**How to complete this task**
Please tell how many of the lines below contain "content", using only a number.
--- Input data Enclosed Below ---
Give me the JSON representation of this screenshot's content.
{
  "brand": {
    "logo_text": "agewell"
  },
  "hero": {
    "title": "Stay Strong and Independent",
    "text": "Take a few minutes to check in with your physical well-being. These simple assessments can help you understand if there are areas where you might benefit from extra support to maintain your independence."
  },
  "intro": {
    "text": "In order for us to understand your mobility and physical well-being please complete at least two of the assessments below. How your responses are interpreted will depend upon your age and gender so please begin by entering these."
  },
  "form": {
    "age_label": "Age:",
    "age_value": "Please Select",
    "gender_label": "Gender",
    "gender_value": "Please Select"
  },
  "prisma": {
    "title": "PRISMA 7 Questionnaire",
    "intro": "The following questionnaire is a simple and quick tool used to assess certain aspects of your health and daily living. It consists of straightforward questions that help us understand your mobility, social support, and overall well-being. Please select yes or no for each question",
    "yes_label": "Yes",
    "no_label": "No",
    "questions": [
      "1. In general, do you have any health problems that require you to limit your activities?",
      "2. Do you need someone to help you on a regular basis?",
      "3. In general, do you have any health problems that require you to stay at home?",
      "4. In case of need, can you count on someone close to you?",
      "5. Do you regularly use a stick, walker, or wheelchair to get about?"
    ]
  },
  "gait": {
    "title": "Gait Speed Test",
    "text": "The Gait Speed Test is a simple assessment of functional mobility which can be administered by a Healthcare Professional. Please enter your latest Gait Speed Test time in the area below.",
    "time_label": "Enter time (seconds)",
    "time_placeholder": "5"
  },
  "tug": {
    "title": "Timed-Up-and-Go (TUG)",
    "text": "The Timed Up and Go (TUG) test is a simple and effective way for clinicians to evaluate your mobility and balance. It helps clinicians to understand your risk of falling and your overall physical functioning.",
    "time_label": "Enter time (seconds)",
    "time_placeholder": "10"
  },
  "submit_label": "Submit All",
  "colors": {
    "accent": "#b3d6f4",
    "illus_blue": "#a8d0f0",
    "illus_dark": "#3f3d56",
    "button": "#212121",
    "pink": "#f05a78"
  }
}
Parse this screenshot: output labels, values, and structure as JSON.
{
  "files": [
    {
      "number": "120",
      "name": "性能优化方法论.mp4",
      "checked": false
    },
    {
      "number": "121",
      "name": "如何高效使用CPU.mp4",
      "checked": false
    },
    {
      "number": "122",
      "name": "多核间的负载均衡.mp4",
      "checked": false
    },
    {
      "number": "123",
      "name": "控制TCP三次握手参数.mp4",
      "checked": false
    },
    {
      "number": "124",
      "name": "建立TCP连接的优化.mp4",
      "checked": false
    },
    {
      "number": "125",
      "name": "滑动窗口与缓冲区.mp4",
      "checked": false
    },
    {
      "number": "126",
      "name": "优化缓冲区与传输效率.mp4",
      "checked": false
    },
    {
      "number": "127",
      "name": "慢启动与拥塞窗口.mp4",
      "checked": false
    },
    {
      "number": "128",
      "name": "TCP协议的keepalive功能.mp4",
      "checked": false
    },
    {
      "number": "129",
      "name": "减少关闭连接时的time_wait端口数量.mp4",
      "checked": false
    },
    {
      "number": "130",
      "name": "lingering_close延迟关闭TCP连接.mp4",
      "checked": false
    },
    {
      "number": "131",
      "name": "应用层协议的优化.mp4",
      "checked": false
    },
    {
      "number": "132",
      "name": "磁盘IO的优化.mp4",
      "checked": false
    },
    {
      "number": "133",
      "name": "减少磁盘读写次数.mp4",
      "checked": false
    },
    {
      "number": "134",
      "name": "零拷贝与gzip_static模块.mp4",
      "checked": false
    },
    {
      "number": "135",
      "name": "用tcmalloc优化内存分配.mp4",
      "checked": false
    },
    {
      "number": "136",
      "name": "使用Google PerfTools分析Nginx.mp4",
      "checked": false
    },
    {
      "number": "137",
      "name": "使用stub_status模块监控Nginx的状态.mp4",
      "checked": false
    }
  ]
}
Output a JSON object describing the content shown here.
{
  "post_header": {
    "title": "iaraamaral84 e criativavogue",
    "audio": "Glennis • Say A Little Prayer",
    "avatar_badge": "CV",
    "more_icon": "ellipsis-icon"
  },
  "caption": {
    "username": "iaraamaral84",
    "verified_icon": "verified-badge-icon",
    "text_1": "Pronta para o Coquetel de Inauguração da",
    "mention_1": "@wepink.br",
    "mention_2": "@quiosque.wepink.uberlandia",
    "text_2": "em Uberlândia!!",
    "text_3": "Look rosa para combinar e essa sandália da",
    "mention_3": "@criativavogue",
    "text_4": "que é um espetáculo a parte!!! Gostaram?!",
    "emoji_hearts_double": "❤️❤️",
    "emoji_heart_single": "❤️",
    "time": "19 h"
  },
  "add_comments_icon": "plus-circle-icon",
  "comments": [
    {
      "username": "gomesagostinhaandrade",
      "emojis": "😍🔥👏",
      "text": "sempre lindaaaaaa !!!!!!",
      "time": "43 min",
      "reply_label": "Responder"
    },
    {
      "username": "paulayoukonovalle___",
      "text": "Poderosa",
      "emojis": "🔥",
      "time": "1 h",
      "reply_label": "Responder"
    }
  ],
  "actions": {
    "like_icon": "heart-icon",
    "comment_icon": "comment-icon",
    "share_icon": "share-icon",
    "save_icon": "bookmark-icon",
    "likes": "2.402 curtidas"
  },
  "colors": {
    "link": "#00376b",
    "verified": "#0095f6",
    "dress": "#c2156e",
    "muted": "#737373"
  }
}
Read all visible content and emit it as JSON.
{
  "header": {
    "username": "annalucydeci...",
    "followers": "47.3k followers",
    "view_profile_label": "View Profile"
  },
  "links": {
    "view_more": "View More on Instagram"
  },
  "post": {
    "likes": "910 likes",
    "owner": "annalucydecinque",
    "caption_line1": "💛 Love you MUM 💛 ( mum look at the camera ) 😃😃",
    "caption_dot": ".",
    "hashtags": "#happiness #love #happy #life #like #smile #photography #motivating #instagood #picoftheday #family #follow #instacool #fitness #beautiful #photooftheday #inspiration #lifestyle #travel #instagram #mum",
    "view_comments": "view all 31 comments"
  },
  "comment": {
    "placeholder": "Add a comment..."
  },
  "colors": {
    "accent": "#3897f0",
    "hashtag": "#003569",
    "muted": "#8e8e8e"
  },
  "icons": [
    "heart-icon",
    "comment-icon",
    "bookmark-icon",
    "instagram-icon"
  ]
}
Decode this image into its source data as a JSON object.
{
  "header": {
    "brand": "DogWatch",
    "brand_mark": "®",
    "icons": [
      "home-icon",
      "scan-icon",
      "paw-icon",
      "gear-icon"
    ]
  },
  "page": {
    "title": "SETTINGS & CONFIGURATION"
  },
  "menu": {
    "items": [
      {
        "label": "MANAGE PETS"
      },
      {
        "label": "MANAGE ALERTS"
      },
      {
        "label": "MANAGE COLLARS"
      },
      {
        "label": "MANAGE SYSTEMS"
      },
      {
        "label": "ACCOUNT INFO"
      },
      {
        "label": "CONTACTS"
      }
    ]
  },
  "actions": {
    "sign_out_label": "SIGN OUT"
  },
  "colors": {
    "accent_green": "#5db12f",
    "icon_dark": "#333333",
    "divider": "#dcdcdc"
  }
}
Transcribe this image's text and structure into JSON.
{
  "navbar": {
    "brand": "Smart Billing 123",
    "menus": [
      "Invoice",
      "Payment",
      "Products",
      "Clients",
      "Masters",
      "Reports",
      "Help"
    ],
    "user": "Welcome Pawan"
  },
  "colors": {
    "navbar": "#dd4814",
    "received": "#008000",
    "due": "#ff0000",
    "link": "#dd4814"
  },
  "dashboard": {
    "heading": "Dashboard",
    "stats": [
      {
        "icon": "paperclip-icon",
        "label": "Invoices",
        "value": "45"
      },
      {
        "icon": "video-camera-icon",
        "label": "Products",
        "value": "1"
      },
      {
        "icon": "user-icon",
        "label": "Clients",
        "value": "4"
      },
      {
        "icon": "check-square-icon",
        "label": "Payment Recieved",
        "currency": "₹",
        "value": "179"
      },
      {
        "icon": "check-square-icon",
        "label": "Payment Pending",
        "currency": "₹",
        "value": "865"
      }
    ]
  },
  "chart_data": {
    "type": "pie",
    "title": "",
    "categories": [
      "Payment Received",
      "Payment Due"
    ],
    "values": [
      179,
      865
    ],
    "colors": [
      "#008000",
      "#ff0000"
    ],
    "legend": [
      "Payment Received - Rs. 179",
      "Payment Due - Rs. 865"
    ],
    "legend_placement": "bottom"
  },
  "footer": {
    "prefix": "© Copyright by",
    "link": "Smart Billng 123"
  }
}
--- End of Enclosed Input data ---
**Response box**
3